I am working on a semi-realtime system using C++. Lots of the design and logic are event based. While looking for some event framework for c++, I found Qt. The signal/slot, state machine in Qt looks very good to my situation. I prefer them much more than boost. Also, the QObject system has a lot of nice features, e.g. QObject Model, moc, parent-child object memory management etc. But I know little about Qt, I have a few questions here.
Giving I am pretty familiar with c++/stl now, is it worth the time to learn Qt? Anyway I will not use its most popular part, UI.
What about the performance of Qt comparing to stl/boost? Since the application is realtime, performance is a key requirement. For example, I have to design the data layout very carefully to maximize the CPU cache utilization. All those features provided by Qt should bring some overhead. How much impact would that be?
What about multi-threading in Qt development? Can I use stl thread or pthread with Qt objects or I have to use threading provided by Qt? Is it easy to use?
Qt is very worth learning. It will definitely boost up your development speed. And compared to boost framework, Qt has very complete and readable documentation and example codes which will help you to learn rapidly.

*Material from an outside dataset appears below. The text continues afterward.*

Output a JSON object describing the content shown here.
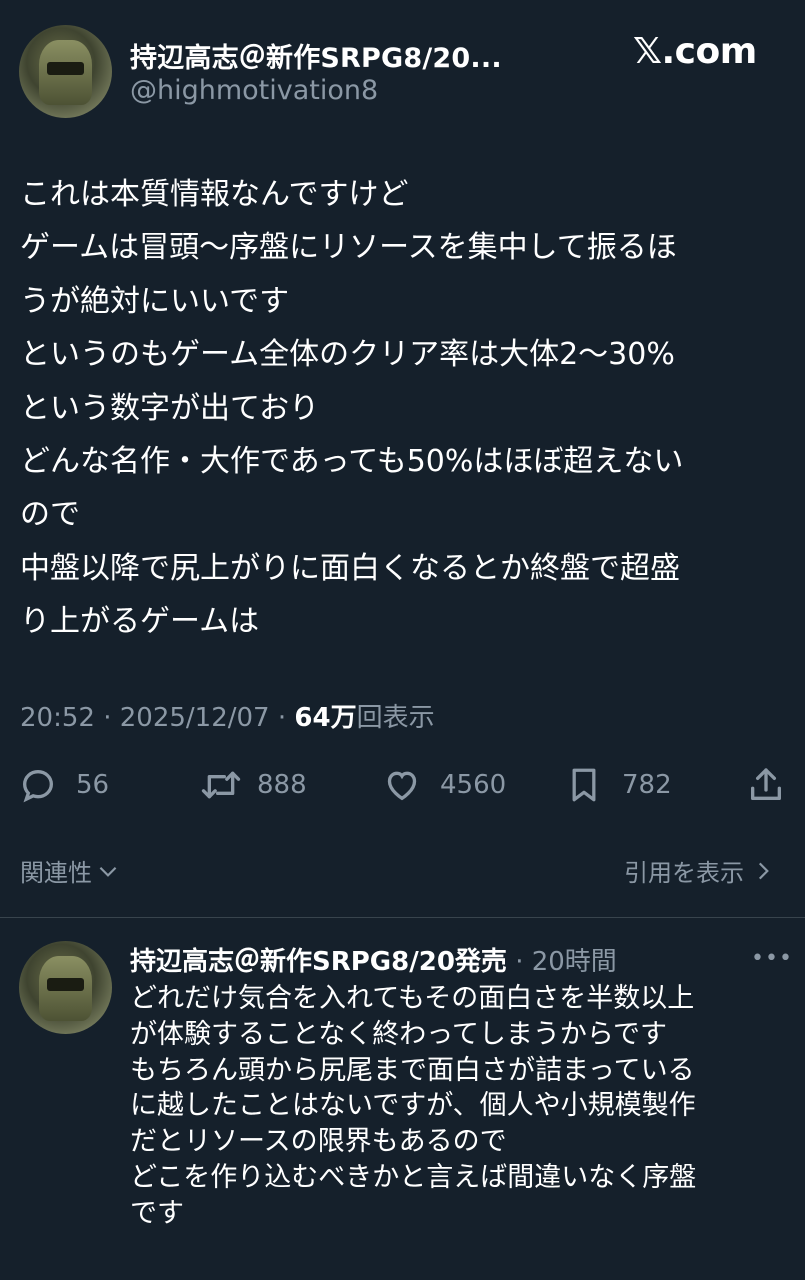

I assume you're comparing the performance of the collections implementation. You can refer to this: http://blog.codeimproved.net/2009/12/qtl-or-stl/. Since Qt is more concerned about development experience, some of it's functions may have some performance drop compared to stl/boost. But if there's any major performance hit, you can always switch back to stl without pain.
QThreads are built upon pthreads, while providing an OO abstraction. I suggest you to use QThread if you are working with Qt Objects. It's definitely easy to use, since development with ease is the design theory of Qt.
Another benefit of Qt is that it provides the guarantee that on every platform that supports Qt, the underlying implementation are identical, while some platform only provide incomplete or varying STL support or even no STL support at all. Qt is always more predictable, since it's managed by a single organization.